The outlook: A well-intentioned novelty song, a prelude of Hutch Boy-E's full CD that's due in a year, has an infectious refrain.
Our take: Special handling could make this one a signature for the singer-composer.

"Hutchi Boy-E" by Lolo Popolo. Audio sample available in mp3 and RealAudio formats.

• • •

"Hawaiian Style 2"

Artists: Various, a total of 18 ranging from soloists to groups.
Label: Neos Productions VO6.
Genre: Contemporary Hawaiian, Jawaiian, island rhythms, urban.
Distinguishing notes: A quickie look at contemporary artistry, each one a keepsake trinket on this tuneful bracelet. Best bets: Ho'onua's "Koa Tree," Bruddah Waltah's "Sweet Lady of Waiahole," Justin's "Never Forget Where I'm From," Ka'ala Boys' "Backyard Kanikapila," Junior Maile's "Only My Island Girl," Marty Dread's "Another Day in Paradise," Tony Solis and Norm's "Rubber Slipper" and The Mana'o Company's "Rock Me."
The outlook: Easy to appreciate sampler of diverse sounds by local favorites; a few tracks are new.
Our take: Like a jukebox, with an array of songs to suit every mood.

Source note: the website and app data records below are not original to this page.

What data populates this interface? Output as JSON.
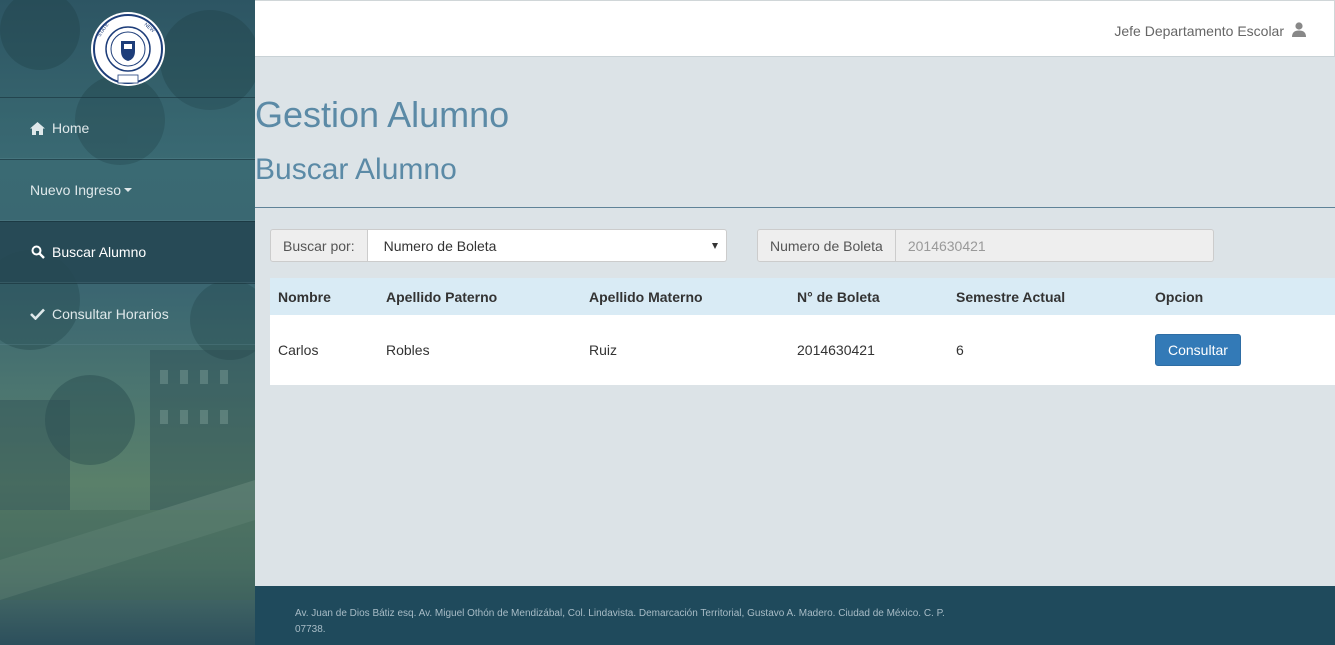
{
  "header": {
    "user_name": "Jefe Departamento Escolar",
    "user_icon": "user-icon"
  },
  "logo": {
    "seal_text": "STATE UNIVERSITY OF NEW YORK",
    "motto": "LET EACH BECOME ALL HE IS CAPABLE OF BEING",
    "year": "1948",
    "banner": "TO SERVE"
  },
  "sidebar": {
    "items": [
      {
        "label": "Home",
        "icon": "home-icon",
        "active": false
      },
      {
        "label": "Nuevo Ingreso",
        "icon": "caret-down-icon",
        "active": false
      },
      {
        "label": "Buscar Alumno",
        "icon": "search-icon",
        "active": true
      },
      {
        "label": "Consultar Horarios",
        "icon": "check-icon",
        "active": false
      }
    ]
  },
  "page": {
    "title": "Gestion Alumno",
    "subtitle": "Buscar Alumno"
  },
  "search": {
    "by_label": "Buscar por:",
    "by_selected": "Numero de Boleta",
    "field_label": "Numero de Boleta",
    "field_value": "2014630421"
  },
  "table": {
    "headers": [
      "Nombre",
      "Apellido Paterno",
      "Apellido Materno",
      "N° de Boleta",
      "Semestre Actual",
      "Opcion"
    ],
    "rows": [
      {
        "nombre": "Carlos",
        "apellido_paterno": "Robles",
        "apellido_materno": "Ruiz",
        "boleta": "2014630421",
        "semestre": "6",
        "action_label": "Consultar"
      }
    ]
  },
  "footer": {
    "address": "Av. Juan de Dios Bátiz esq. Av. Miguel Othón de Mendizábal, Col. Lindavista. Demarcación Territorial, Gustavo A. Madero. Ciudad de México. C. P. 07738."
  },
  "colors": {
    "heading": "#5b8aa6",
    "primary_button": "#337ab7",
    "table_header": "#d9ebf5",
    "footer": "#1f4a5c",
    "sidebar_active": "#264854"
  }
}
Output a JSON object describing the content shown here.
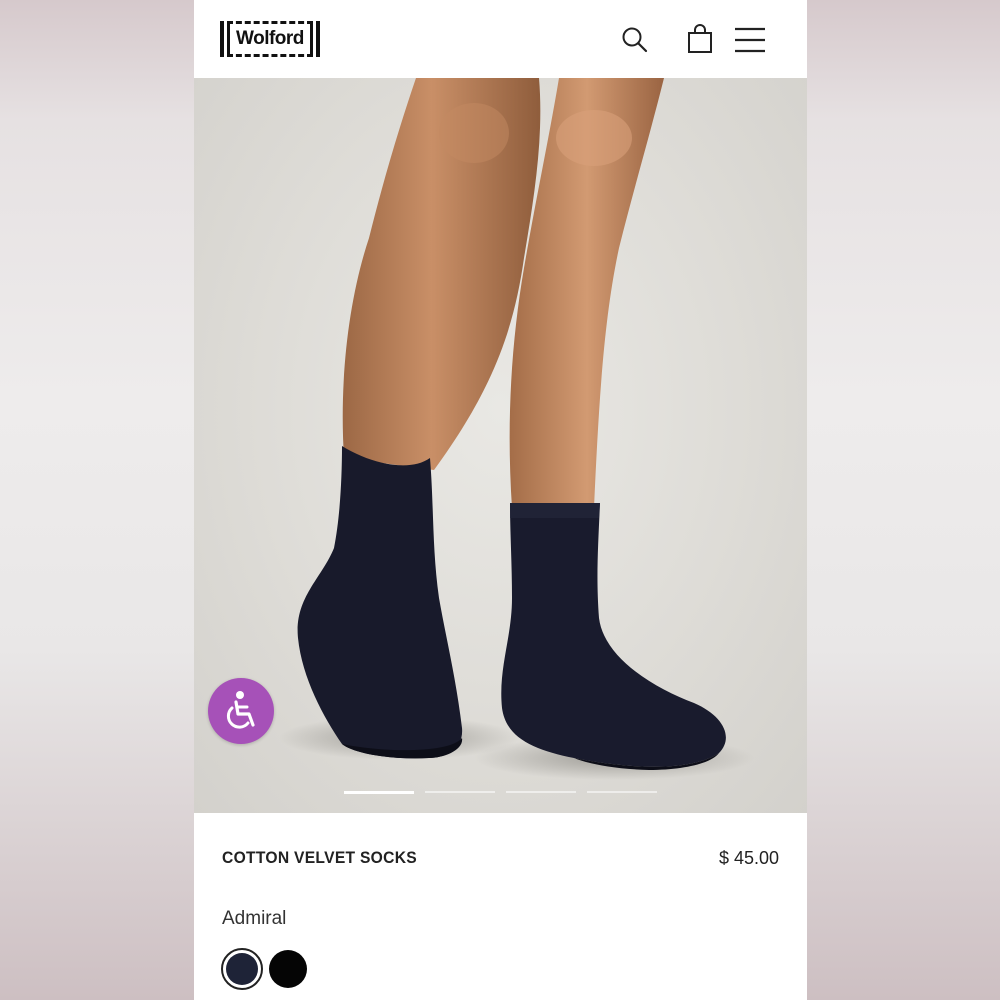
{
  "header": {
    "logo_text": "Wolford",
    "icons": {
      "search": "search-icon",
      "bag": "shopping-bag-icon",
      "menu": "hamburger-menu-icon"
    }
  },
  "hero": {
    "carousel_slides": 4,
    "active_slide": 1,
    "accessibility_icon": "wheelchair-icon",
    "accessibility_color": "#a651b8"
  },
  "product": {
    "name": "COTTON VELVET SOCKS",
    "price": "$ 45.00",
    "selected_color": "Admiral",
    "swatches": [
      {
        "color": "#1e2337",
        "selected": true
      },
      {
        "color": "#050505",
        "selected": false
      }
    ]
  }
}
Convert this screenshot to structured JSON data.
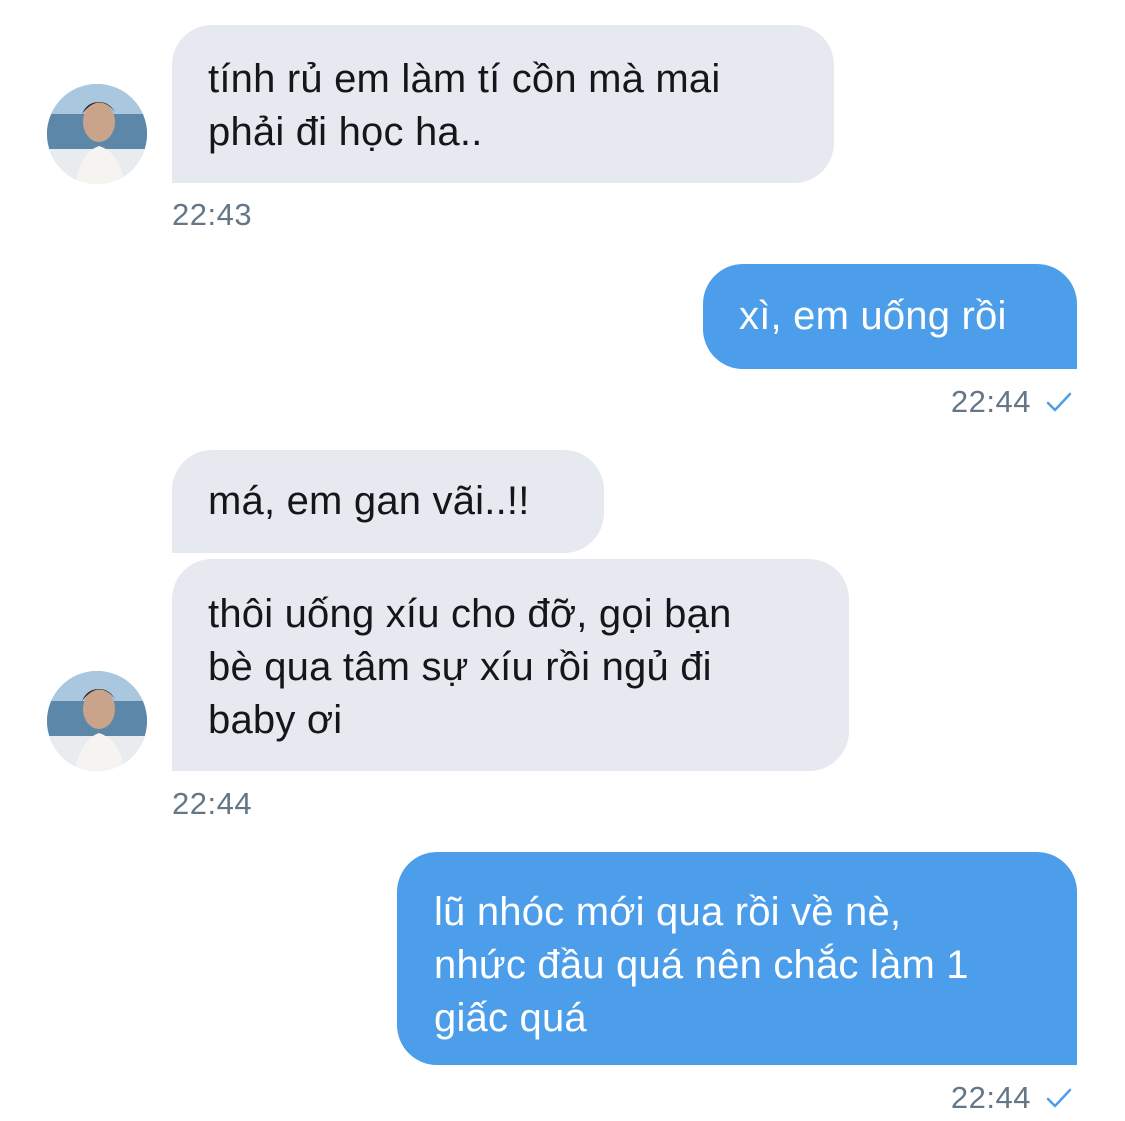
{
  "messages": [
    {
      "sender": "them",
      "text": "tính rủ em làm tí cồn mà mai\nphải đi học ha..",
      "time": "22:43"
    },
    {
      "sender": "me",
      "text": "xì, em uống rồi",
      "time": "22:44",
      "status": "sent-check"
    },
    {
      "sender": "them",
      "text": "má, em gan vãi..!!"
    },
    {
      "sender": "them",
      "text": "thôi uống xíu cho đỡ, gọi bạn\nbè qua tâm sự xíu rồi ngủ đi\nbaby ơi",
      "time": "22:44"
    },
    {
      "sender": "me",
      "text": "lũ nhóc mới qua rồi về nè,\nnhức đầu quá nên chắc làm 1\ngiấc quá",
      "time": "22:44",
      "status": "sent-check"
    }
  ],
  "colors": {
    "incoming_bubble": "#e6e9ef",
    "outgoing_bubble": "#4d9eea",
    "timestamp": "#657786",
    "check": "#4d9eea"
  },
  "icons": {
    "avatar": "contact-avatar-photo",
    "status": "check-icon"
  }
}
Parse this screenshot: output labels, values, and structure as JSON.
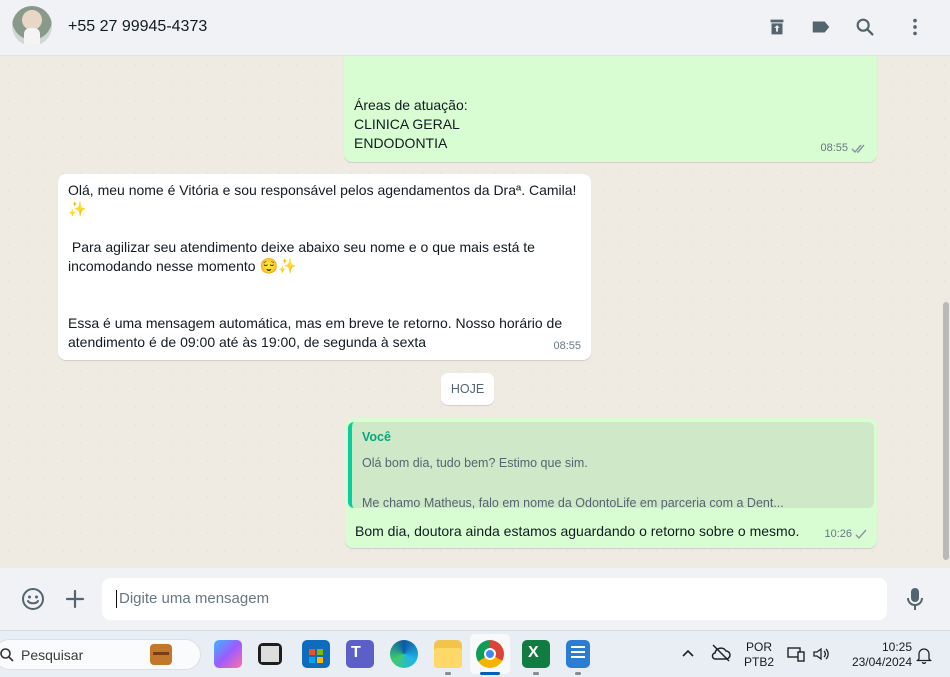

"Ho'onu'a" by Koa Tree. Audio sample available in mp3 and RealAudio formats.